For all his talk about a supposed national security crisis on the border with Mexico, President Trump is ignoring the potential crisis the federal shutdown is creating elsewhere in the country.
Trump has essentially taken nine federal departments and dozens of federal agencies hostage in an effort to coerce Congress into spending $5.7 billion on the bigger, longer border wall he promised on the campaign trail to build (supposedly at Mexico’s expense, but now on the U.S. taxpayers’ tab). Vital government services and responsibilities are being sacrificed in the political standoff, and there’s no end in sight.
In some cases, the shutdown is making communities less safe.
The western United States has experienced a series of catastrophic fires in recent years, yet much of the prevention work needed to reduce the risk is on hold during the shutdown. Firefighter hiring and training is frozen, as are contracts for equipment and aircraft. The U.S. Forest Service has suspended controlled burns of dead timber and dry brush, steps that are designed to reduce the fuel and intensity of future wildfires. This is all essential work that can be done only during the increasingly short off-season, and stopping those efforts leaves both firefighting agencies and wildland communities less prepared.
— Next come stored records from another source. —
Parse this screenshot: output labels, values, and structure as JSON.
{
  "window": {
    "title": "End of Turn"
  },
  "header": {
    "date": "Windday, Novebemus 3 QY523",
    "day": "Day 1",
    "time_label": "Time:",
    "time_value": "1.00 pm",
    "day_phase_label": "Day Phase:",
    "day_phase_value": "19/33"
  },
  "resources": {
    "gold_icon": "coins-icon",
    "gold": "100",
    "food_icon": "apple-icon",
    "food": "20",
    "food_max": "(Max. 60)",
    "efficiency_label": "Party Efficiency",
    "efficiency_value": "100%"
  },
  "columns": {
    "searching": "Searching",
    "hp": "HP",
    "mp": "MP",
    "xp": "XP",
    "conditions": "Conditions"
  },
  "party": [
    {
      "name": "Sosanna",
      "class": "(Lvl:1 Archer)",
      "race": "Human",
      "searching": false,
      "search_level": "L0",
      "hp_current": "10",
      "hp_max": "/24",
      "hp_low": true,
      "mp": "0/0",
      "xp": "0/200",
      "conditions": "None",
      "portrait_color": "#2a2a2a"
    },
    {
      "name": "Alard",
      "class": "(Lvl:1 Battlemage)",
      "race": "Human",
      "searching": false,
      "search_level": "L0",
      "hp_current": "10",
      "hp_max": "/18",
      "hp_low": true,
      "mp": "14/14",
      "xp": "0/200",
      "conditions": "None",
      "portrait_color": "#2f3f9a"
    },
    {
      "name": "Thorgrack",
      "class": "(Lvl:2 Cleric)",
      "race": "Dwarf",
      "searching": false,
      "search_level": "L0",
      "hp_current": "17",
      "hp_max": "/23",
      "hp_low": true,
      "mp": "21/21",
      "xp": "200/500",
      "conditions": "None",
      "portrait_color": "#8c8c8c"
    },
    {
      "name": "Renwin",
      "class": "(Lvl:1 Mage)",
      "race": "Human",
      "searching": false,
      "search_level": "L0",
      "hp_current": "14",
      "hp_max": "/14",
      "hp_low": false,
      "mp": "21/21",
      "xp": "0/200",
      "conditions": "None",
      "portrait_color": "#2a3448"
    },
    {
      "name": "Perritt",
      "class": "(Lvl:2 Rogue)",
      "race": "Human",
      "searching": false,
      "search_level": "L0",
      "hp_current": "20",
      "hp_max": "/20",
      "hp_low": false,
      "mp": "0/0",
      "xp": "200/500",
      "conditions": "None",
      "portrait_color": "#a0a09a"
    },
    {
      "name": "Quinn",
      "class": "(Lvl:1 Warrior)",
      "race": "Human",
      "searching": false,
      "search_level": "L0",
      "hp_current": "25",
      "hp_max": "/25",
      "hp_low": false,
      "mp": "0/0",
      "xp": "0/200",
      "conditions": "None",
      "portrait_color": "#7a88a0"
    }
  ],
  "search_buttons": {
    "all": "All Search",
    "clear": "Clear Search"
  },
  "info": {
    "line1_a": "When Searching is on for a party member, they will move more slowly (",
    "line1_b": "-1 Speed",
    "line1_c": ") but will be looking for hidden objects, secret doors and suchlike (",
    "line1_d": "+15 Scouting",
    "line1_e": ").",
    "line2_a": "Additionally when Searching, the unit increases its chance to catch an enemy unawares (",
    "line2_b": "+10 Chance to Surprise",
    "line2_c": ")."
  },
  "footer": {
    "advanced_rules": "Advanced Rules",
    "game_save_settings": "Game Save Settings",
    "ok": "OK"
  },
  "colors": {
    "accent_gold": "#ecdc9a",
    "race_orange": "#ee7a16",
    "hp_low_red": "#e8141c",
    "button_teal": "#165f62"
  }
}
There are similar problems across federal agencies, as the lengthy shutdown exacerbates existing challenges. There’s already a shortage of air traffic controllers across the aviation system, and the shutdown has suspended training of new ones. Controllers currently on the job are required to work without pay, adding another anxiety to an already stressful job of managing the nation’s airspace.
National parks are being trashed and trampled by visitors while park service employees are furloughed. Security lines at airports are getting longer as Transportation Security Administration workers, who are required to work without pay, have begun calling in sick in large numbers. And some low-income renters who rely on federal housing could face eviction after rental assistance contracts expired on Jan. 1, because the Department of Housing and Urban Development can’t renew them until the government reopens.
These are basic functions of government — protecting residents and public assets. They should not be chips in a high-stakes political poker game.
There will surely be personal crises Friday when more than 800,000 federal workers at shuttered agencies do not get paid. That includes the workers who have been idled by furloughs and “essential” employees who have been required even though there’s no money to pay them. Also losing out are a slew of contractors that provide goods and services to federal agencies and the agencies’ customers.
Many Americans live paycheck to paycheck, and federal workers are no exception. One missed paycheck — forgoing wages for half the month — can be devastating for families in financially precarious positions. How are these people supposed to pay the rent, their utility bills or their car payments?
Even those who do have a financial cushion could be in for trouble, especially if the shutdown drags on for months or years, as Trump has warned could happen if Democrats do not agree to his demands to fund a bigger border wall.
For some federal workers, financial troubles triggered by missed paychecks could imperil their careers. The union for Federal Bureau of Investigation agents warned in a letter to Congress that agents undergo routine financial background checks to ensure that they are financially stable and responsible. Missing a payment could slow or block an agent’s clearance.
Trump has been dismissive of federal workers’ concerns, although he did pledge Thursday to sign a bill providing them back pay should the shutdown ever end.
“I’m sure that the people that are on the receiving end will make adjustments,” he said over the weekend when asked if he could relate to workers who couldn’t pay their bills.
The longer the shutdown drags on, federal workers — and the people who rely on their services — will have to “make adjustments.” Federal employees will have to manage their own financial panic, while the broader public will watch as the national parks deteriorate, air travel slows, federal forests go unmaintained and the federal safety net for the nation’s most vulnerable frays.